§ Exercise details
Gather the lines from the material that contain "title".

◇ ◇ ◇ ◇

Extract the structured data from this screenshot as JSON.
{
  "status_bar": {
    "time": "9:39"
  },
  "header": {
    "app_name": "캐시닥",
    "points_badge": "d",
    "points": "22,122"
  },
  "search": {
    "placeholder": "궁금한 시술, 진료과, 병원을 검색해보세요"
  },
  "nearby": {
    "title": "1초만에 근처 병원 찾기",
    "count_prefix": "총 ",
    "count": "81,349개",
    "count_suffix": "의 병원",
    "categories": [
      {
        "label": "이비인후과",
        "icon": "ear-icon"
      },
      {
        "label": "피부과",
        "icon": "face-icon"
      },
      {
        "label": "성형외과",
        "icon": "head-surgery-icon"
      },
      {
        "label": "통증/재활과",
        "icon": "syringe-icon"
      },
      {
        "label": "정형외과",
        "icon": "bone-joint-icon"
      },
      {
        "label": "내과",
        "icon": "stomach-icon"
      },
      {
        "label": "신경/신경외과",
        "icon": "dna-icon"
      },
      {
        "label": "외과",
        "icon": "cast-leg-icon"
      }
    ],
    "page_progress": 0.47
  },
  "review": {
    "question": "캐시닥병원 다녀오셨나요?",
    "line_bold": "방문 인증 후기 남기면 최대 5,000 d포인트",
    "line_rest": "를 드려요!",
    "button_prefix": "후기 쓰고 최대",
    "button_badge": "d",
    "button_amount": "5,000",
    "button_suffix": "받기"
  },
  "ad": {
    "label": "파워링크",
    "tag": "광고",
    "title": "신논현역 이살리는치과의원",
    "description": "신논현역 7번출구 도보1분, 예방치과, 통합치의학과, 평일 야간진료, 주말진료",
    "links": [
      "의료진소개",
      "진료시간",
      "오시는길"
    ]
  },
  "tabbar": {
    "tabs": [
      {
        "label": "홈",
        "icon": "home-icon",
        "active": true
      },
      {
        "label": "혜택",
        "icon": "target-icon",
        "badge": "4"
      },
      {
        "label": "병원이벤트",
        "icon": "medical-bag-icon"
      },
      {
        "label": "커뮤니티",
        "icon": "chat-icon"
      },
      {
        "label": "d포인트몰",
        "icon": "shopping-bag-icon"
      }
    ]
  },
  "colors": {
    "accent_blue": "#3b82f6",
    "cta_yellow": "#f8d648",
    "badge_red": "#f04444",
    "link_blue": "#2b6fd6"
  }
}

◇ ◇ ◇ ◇

§ Result
    "title": "1초만에 근처 병원 찾기",
    "title": "신논현역 이살리는치과의원",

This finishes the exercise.